**Information given**
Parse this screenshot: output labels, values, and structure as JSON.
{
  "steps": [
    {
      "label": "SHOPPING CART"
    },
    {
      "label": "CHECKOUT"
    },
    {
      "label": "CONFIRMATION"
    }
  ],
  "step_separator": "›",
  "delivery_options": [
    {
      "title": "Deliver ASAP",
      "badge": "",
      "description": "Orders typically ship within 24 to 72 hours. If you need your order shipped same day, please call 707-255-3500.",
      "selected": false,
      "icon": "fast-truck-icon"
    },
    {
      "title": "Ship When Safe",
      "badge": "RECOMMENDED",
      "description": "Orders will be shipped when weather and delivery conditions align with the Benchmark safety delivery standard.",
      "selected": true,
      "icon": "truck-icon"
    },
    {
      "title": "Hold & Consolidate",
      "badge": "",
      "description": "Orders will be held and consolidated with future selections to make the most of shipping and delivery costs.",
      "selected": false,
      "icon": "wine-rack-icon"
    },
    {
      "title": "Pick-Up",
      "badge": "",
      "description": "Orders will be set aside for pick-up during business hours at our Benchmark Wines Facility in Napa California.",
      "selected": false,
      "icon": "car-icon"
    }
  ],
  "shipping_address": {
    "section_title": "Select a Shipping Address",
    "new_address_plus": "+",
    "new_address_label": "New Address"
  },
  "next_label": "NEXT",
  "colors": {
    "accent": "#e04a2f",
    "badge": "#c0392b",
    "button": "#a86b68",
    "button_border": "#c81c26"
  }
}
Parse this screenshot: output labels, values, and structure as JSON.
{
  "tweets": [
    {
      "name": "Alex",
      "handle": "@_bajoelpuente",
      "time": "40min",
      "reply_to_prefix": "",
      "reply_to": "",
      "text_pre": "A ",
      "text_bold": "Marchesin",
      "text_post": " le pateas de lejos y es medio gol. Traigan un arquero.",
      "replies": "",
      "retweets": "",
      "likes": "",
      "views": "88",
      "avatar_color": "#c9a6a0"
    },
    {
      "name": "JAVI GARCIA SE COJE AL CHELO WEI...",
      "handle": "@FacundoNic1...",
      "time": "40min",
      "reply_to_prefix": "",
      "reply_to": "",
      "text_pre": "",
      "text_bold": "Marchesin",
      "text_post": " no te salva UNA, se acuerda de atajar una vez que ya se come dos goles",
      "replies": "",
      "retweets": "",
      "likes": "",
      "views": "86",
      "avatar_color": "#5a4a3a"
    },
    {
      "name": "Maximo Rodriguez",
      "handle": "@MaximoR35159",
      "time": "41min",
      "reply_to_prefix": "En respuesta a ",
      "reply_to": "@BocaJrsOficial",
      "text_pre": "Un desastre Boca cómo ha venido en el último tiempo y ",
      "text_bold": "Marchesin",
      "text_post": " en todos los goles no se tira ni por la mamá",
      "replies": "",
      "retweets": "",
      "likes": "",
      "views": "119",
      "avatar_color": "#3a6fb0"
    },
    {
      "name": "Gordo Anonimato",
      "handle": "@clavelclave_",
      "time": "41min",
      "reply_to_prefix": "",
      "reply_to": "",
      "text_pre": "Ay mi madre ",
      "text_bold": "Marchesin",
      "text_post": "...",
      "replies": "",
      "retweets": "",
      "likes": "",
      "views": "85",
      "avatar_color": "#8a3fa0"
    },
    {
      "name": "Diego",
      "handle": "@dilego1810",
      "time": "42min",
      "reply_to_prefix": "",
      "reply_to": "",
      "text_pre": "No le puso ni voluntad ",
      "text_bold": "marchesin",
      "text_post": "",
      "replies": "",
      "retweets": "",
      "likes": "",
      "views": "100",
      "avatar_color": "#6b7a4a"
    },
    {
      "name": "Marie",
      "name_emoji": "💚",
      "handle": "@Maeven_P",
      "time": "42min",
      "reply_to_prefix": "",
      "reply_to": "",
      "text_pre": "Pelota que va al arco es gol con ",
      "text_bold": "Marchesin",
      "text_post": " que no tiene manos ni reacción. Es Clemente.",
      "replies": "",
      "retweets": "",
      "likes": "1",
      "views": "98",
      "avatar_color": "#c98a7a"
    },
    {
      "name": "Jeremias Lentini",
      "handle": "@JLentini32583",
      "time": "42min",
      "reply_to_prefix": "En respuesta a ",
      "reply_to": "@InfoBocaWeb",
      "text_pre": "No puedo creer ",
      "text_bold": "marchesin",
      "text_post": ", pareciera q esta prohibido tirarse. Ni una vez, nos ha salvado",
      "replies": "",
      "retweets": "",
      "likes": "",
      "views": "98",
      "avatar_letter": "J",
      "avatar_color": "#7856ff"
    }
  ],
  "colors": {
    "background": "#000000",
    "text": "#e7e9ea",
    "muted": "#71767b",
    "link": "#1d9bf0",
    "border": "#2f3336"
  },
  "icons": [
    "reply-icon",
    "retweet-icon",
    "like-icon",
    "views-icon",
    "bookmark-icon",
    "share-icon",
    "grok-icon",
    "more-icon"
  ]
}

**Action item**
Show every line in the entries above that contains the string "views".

**Output of the exercise**
      "views": "88",
      "views": "86",
      "views": "119",
      "views": "85",
      "views": "100",
      "views": "98",
      "views": "98",
    "views-icon",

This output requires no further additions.